- [WHAT IS EXPECTED]:
Filter the entries below down to the lines that hold "Windows".

App and web page records

==========

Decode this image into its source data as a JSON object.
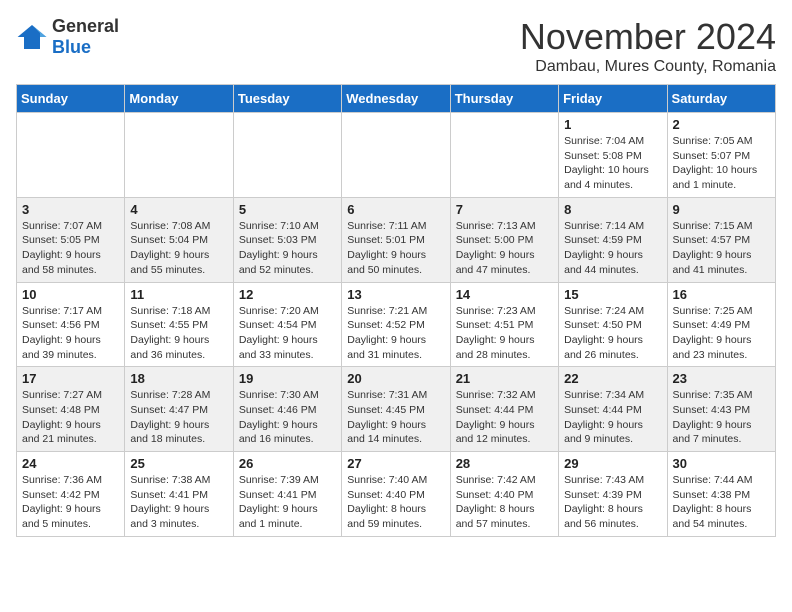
{
  "header": {
    "logo_general": "General",
    "logo_blue": "Blue",
    "month_title": "November 2024",
    "subtitle": "Dambau, Mures County, Romania"
  },
  "weekdays": [
    "Sunday",
    "Monday",
    "Tuesday",
    "Wednesday",
    "Thursday",
    "Friday",
    "Saturday"
  ],
  "weeks": [
    {
      "shaded": false,
      "days": [
        {
          "num": "",
          "detail": "",
          "empty": true
        },
        {
          "num": "",
          "detail": "",
          "empty": true
        },
        {
          "num": "",
          "detail": "",
          "empty": true
        },
        {
          "num": "",
          "detail": "",
          "empty": true
        },
        {
          "num": "",
          "detail": "",
          "empty": true
        },
        {
          "num": "1",
          "detail": "Sunrise: 7:04 AM\nSunset: 5:08 PM\nDaylight: 10 hours and 4 minutes.",
          "empty": false
        },
        {
          "num": "2",
          "detail": "Sunrise: 7:05 AM\nSunset: 5:07 PM\nDaylight: 10 hours and 1 minute.",
          "empty": false
        }
      ]
    },
    {
      "shaded": true,
      "days": [
        {
          "num": "3",
          "detail": "Sunrise: 7:07 AM\nSunset: 5:05 PM\nDaylight: 9 hours and 58 minutes.",
          "empty": false
        },
        {
          "num": "4",
          "detail": "Sunrise: 7:08 AM\nSunset: 5:04 PM\nDaylight: 9 hours and 55 minutes.",
          "empty": false
        },
        {
          "num": "5",
          "detail": "Sunrise: 7:10 AM\nSunset: 5:03 PM\nDaylight: 9 hours and 52 minutes.",
          "empty": false
        },
        {
          "num": "6",
          "detail": "Sunrise: 7:11 AM\nSunset: 5:01 PM\nDaylight: 9 hours and 50 minutes.",
          "empty": false
        },
        {
          "num": "7",
          "detail": "Sunrise: 7:13 AM\nSunset: 5:00 PM\nDaylight: 9 hours and 47 minutes.",
          "empty": false
        },
        {
          "num": "8",
          "detail": "Sunrise: 7:14 AM\nSunset: 4:59 PM\nDaylight: 9 hours and 44 minutes.",
          "empty": false
        },
        {
          "num": "9",
          "detail": "Sunrise: 7:15 AM\nSunset: 4:57 PM\nDaylight: 9 hours and 41 minutes.",
          "empty": false
        }
      ]
    },
    {
      "shaded": false,
      "days": [
        {
          "num": "10",
          "detail": "Sunrise: 7:17 AM\nSunset: 4:56 PM\nDaylight: 9 hours and 39 minutes.",
          "empty": false
        },
        {
          "num": "11",
          "detail": "Sunrise: 7:18 AM\nSunset: 4:55 PM\nDaylight: 9 hours and 36 minutes.",
          "empty": false
        },
        {
          "num": "12",
          "detail": "Sunrise: 7:20 AM\nSunset: 4:54 PM\nDaylight: 9 hours and 33 minutes.",
          "empty": false
        },
        {
          "num": "13",
          "detail": "Sunrise: 7:21 AM\nSunset: 4:52 PM\nDaylight: 9 hours and 31 minutes.",
          "empty": false
        },
        {
          "num": "14",
          "detail": "Sunrise: 7:23 AM\nSunset: 4:51 PM\nDaylight: 9 hours and 28 minutes.",
          "empty": false
        },
        {
          "num": "15",
          "detail": "Sunrise: 7:24 AM\nSunset: 4:50 PM\nDaylight: 9 hours and 26 minutes.",
          "empty": false
        },
        {
          "num": "16",
          "detail": "Sunrise: 7:25 AM\nSunset: 4:49 PM\nDaylight: 9 hours and 23 minutes.",
          "empty": false
        }
      ]
    },
    {
      "shaded": true,
      "days": [
        {
          "num": "17",
          "detail": "Sunrise: 7:27 AM\nSunset: 4:48 PM\nDaylight: 9 hours and 21 minutes.",
          "empty": false
        },
        {
          "num": "18",
          "detail": "Sunrise: 7:28 AM\nSunset: 4:47 PM\nDaylight: 9 hours and 18 minutes.",
          "empty": false
        },
        {
          "num": "19",
          "detail": "Sunrise: 7:30 AM\nSunset: 4:46 PM\nDaylight: 9 hours and 16 minutes.",
          "empty": false
        },
        {
          "num": "20",
          "detail": "Sunrise: 7:31 AM\nSunset: 4:45 PM\nDaylight: 9 hours and 14 minutes.",
          "empty": false
        },
        {
          "num": "21",
          "detail": "Sunrise: 7:32 AM\nSunset: 4:44 PM\nDaylight: 9 hours and 12 minutes.",
          "empty": false
        },
        {
          "num": "22",
          "detail": "Sunrise: 7:34 AM\nSunset: 4:44 PM\nDaylight: 9 hours and 9 minutes.",
          "empty": false
        },
        {
          "num": "23",
          "detail": "Sunrise: 7:35 AM\nSunset: 4:43 PM\nDaylight: 9 hours and 7 minutes.",
          "empty": false
        }
      ]
    },
    {
      "shaded": false,
      "days": [
        {
          "num": "24",
          "detail": "Sunrise: 7:36 AM\nSunset: 4:42 PM\nDaylight: 9 hours and 5 minutes.",
          "empty": false
        },
        {
          "num": "25",
          "detail": "Sunrise: 7:38 AM\nSunset: 4:41 PM\nDaylight: 9 hours and 3 minutes.",
          "empty": false
        },
        {
          "num": "26",
          "detail": "Sunrise: 7:39 AM\nSunset: 4:41 PM\nDaylight: 9 hours and 1 minute.",
          "empty": false
        },
        {
          "num": "27",
          "detail": "Sunrise: 7:40 AM\nSunset: 4:40 PM\nDaylight: 8 hours and 59 minutes.",
          "empty": false
        },
        {
          "num": "28",
          "detail": "Sunrise: 7:42 AM\nSunset: 4:40 PM\nDaylight: 8 hours and 57 minutes.",
          "empty": false
        },
        {
          "num": "29",
          "detail": "Sunrise: 7:43 AM\nSunset: 4:39 PM\nDaylight: 8 hours and 56 minutes.",
          "empty": false
        },
        {
          "num": "30",
          "detail": "Sunrise: 7:44 AM\nSunset: 4:38 PM\nDaylight: 8 hours and 54 minutes.",
          "empty": false
        }
      ]
    }
  ]
}
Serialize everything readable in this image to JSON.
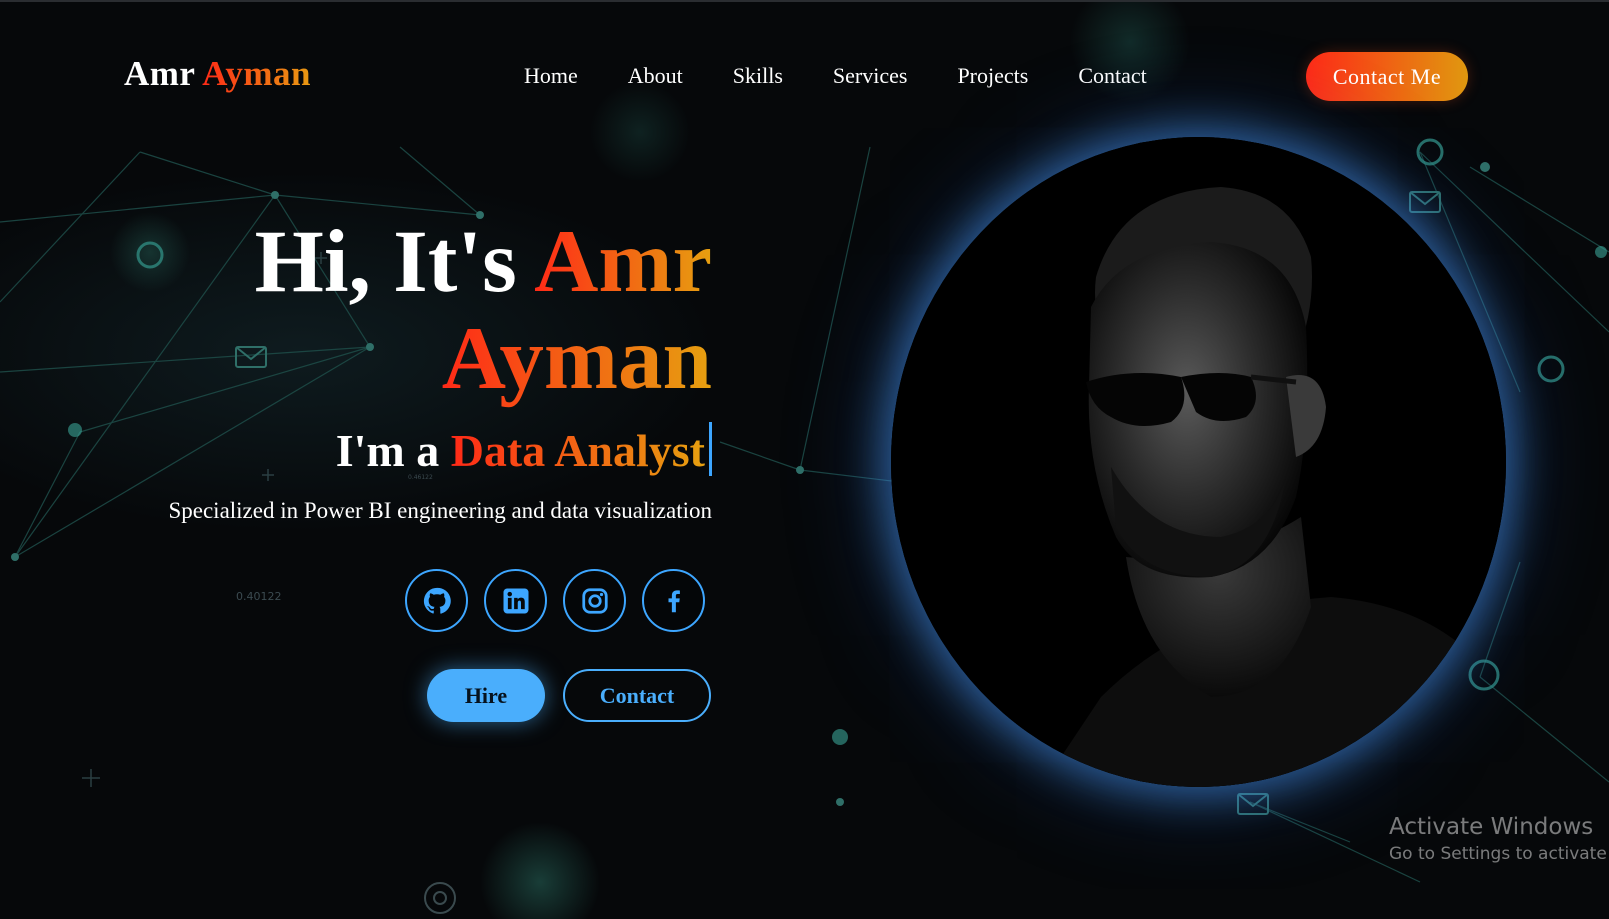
{
  "brand": {
    "first": "Amr",
    "last": "Ayman"
  },
  "nav": {
    "items": [
      {
        "label": "Home"
      },
      {
        "label": "About"
      },
      {
        "label": "Skills"
      },
      {
        "label": "Services"
      },
      {
        "label": "Projects"
      },
      {
        "label": "Contact"
      }
    ],
    "cta_label": "Contact Me"
  },
  "hero": {
    "greeting": "Hi, It's",
    "name_first": "Amr",
    "name_last": "Ayman",
    "role_prefix": "I'm a",
    "role": "Data Analyst",
    "tagline": "Specialized in Power BI engineering and data visualization",
    "background_numbers": [
      "0.40122",
      "0.46122"
    ]
  },
  "socials": [
    {
      "name": "github",
      "icon": "github-icon"
    },
    {
      "name": "linkedin",
      "icon": "linkedin-icon"
    },
    {
      "name": "instagram",
      "icon": "instagram-icon"
    },
    {
      "name": "facebook",
      "icon": "facebook-icon"
    }
  ],
  "actions": {
    "hire_label": "Hire",
    "contact_label": "Contact"
  },
  "watermark": {
    "title": "Activate Windows",
    "subtitle": "Go to Settings to activate Windows."
  },
  "colors": {
    "background": "#06080a",
    "accent_gradient_start": "#ff2a17",
    "accent_gradient_end": "#e6a010",
    "blue": "#4aaefc"
  }
}
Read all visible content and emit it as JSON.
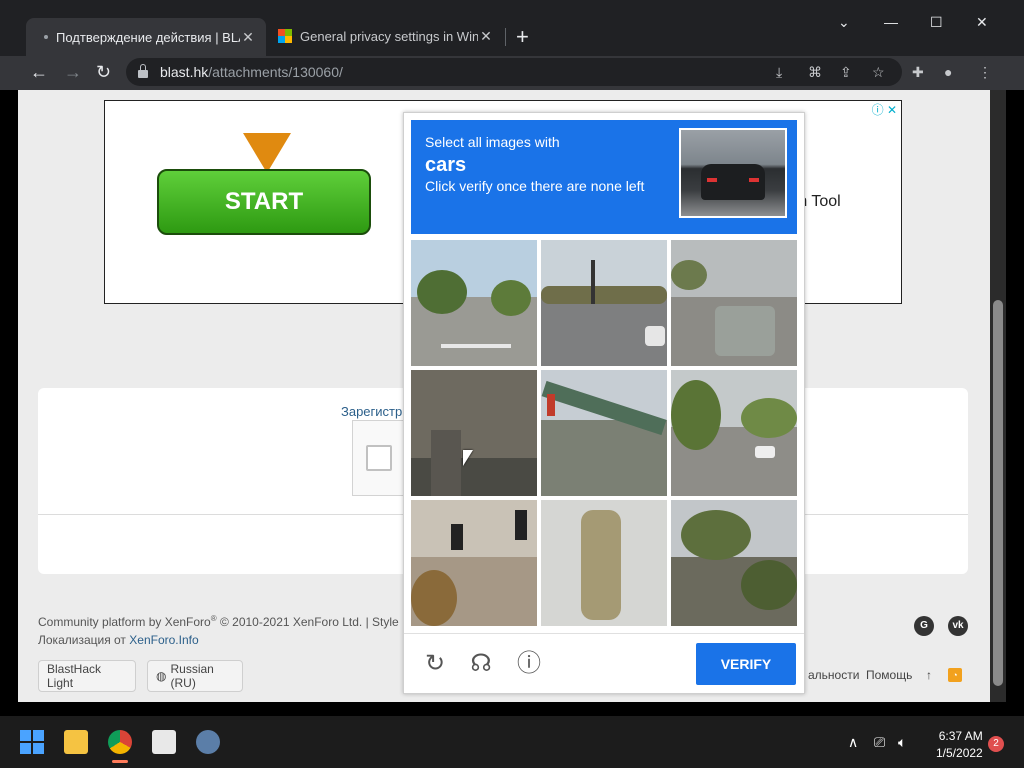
{
  "browser": {
    "tabs": [
      {
        "title": "Подтверждение действия | BLA",
        "active": true
      },
      {
        "title": "General privacy settings in Windo",
        "active": false
      }
    ],
    "new_tab": "+",
    "url_host": "blast.hk",
    "url_path": "/attachments/130060/"
  },
  "page": {
    "ad": {
      "button_label": "START",
      "text": "rch Tool",
      "icons": "ⓘ ✕"
    },
    "register_link": "Зарегистри",
    "footer": {
      "line1": "Community platform by XenForo",
      "reg_mark": "®",
      "line1_rest": " © 2010-2021 XenForo Ltd. | Style",
      "line2": "Локализация от ",
      "line2_link": "XenForo.Info",
      "theme_label": "BlastHack Light",
      "lang_label": "Russian (RU)",
      "right_link1": "альности",
      "right_link2": "Помощь",
      "up": "↑"
    }
  },
  "captcha": {
    "prompt_line1": "Select all images with",
    "prompt_target": "cars",
    "prompt_line3": "Click verify once there are none left",
    "verify_label": "VERIFY",
    "tiles": [
      {
        "label": "street-trees"
      },
      {
        "label": "intersection-traffic-light"
      },
      {
        "label": "car-on-road"
      },
      {
        "label": "bridge-underside"
      },
      {
        "label": "bridge-traffic-light"
      },
      {
        "label": "residential-street-cars"
      },
      {
        "label": "traffic-lights-building"
      },
      {
        "label": "statue"
      },
      {
        "label": "palm-trees"
      }
    ]
  },
  "taskbar": {
    "time": "6:37 AM",
    "date": "1/5/2022",
    "notifications": "2"
  }
}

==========

- [RESPONSE]:
    "title": "Activate Windows",
    "subtitle": "Go to Settings to activate Windows."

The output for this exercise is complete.